• Non-Dilating Pupil & Pupil Expander
• Important information you must tell your Eye surgeon
Non-Dilating Pupil & Pupil Expander

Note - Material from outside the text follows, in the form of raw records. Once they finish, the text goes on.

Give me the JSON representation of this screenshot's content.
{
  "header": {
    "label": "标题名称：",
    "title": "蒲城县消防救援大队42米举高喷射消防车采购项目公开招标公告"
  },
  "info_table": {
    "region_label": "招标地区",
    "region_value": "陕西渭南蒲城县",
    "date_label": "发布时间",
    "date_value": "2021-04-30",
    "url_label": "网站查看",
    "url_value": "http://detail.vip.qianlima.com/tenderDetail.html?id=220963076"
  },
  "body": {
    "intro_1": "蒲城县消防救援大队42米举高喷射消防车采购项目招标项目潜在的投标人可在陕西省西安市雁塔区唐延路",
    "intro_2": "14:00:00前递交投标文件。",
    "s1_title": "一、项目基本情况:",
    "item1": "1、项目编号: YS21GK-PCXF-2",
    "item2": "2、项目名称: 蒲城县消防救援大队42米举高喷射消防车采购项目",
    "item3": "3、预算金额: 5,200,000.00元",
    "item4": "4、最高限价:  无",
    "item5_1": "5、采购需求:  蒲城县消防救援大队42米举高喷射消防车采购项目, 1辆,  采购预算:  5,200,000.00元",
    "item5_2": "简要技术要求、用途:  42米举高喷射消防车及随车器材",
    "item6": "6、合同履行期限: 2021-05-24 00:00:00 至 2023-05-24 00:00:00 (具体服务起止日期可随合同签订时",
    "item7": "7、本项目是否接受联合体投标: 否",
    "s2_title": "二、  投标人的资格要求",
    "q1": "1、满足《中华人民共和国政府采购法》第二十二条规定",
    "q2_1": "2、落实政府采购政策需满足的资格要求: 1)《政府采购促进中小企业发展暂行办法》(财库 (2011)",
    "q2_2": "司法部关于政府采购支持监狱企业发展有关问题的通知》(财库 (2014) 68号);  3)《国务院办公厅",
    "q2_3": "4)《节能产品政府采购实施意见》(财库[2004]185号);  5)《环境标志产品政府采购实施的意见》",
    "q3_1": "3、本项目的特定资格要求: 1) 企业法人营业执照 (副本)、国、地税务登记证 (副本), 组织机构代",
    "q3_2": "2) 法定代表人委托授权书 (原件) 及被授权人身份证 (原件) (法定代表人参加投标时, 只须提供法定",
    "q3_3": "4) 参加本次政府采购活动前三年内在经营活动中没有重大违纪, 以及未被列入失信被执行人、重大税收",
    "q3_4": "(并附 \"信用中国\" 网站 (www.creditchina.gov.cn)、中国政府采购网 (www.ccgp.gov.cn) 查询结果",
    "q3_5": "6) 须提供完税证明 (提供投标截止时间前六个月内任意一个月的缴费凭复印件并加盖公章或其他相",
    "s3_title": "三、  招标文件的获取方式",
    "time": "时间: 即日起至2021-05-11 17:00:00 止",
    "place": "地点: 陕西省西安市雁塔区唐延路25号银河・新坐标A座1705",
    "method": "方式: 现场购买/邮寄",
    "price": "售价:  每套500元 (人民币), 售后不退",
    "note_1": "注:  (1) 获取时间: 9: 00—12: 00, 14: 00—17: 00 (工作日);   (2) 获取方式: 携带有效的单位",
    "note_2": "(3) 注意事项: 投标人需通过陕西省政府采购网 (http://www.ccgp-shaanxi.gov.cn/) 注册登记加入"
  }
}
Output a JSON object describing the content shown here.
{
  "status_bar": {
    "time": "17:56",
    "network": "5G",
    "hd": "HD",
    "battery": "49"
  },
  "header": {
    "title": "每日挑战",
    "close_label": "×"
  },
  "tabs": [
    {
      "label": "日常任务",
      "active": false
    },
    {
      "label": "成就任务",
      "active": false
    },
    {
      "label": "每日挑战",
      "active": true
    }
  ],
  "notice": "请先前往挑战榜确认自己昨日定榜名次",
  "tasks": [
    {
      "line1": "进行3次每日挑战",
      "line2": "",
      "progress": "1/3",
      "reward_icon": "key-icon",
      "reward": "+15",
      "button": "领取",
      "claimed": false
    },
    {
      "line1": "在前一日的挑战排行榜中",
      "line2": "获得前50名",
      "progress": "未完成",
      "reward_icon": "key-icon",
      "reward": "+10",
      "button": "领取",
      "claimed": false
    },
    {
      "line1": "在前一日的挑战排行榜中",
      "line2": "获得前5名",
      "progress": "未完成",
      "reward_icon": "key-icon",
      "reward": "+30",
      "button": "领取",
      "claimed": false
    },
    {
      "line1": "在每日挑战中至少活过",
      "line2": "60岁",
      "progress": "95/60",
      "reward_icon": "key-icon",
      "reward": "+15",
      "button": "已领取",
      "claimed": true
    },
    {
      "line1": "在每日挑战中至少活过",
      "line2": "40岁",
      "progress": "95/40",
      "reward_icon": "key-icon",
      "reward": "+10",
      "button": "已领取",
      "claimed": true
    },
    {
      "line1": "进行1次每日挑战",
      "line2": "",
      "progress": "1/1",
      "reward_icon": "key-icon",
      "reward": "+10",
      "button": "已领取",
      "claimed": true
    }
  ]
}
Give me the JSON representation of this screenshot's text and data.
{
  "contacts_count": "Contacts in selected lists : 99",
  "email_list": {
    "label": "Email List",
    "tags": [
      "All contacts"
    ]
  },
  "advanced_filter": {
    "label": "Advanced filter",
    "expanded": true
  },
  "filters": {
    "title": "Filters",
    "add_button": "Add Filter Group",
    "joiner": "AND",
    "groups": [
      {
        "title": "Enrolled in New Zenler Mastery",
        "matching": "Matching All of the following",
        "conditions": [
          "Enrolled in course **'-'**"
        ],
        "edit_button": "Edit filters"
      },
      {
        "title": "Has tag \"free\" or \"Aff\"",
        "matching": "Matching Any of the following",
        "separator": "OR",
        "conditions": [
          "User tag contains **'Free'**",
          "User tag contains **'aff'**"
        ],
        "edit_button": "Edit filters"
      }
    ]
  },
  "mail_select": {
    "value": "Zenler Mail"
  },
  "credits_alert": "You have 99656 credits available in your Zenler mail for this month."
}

The human eye has an annular Iris and the circular space in the centre is called the Pupil. Medicated drops are used to dilate or enlarge the pupil to visualize the cataract for removal by phacoemulsification surgery. Adequate dilatation or enlargement of the pupil is necessary for safe surgery and implantation of an Intraocular lens (IOL). In patients with Diabetes, Glaucoma medications or on medications for prostate enlargement and in eyes with Iritis, Uveitis, Pseudoexfoliation and a host of other reasons the pupil does not dilate adequately with medicated drops. A non-dilating pupil needs to be mechanically expanded by a pupil expansion device and prevented from collapsing for the duration of the surgery. 7 to 10 percent of eyes undergoing cataract surgery have a non-dilating pupil and such a device is essential for ensuring favourable outcomes. Removal of the device returns the pupil to an unenlarged state to preserve its function and cosmesis. In phacoemulsification surgery for cataract, smaller incisions result in secure wounds and better visual outcomes. The anterior chamber of the eye is a very small space within which all the surgical maneuvers take place. Hence, Pupil expanders should be flexible, have a very thin profile and be able to be inserted and removed through these small incisions.
Important information you must tell your Eye surgeon
You must convey the following to your eye surgeon. This may be helpful in diagnosing a Non-dilating pupil.
• At a prior examination your pupils did not dilate well
• Any medications for Prostate Enlargement presently or in the past
• Any medications for urinary tract infections
• History of Iritis, Iridocyclitis, Uveitis etc
• Any medications for Angle Closure Glaucoma presently or in the past
• Diagnosed as having Pseudoexfoliation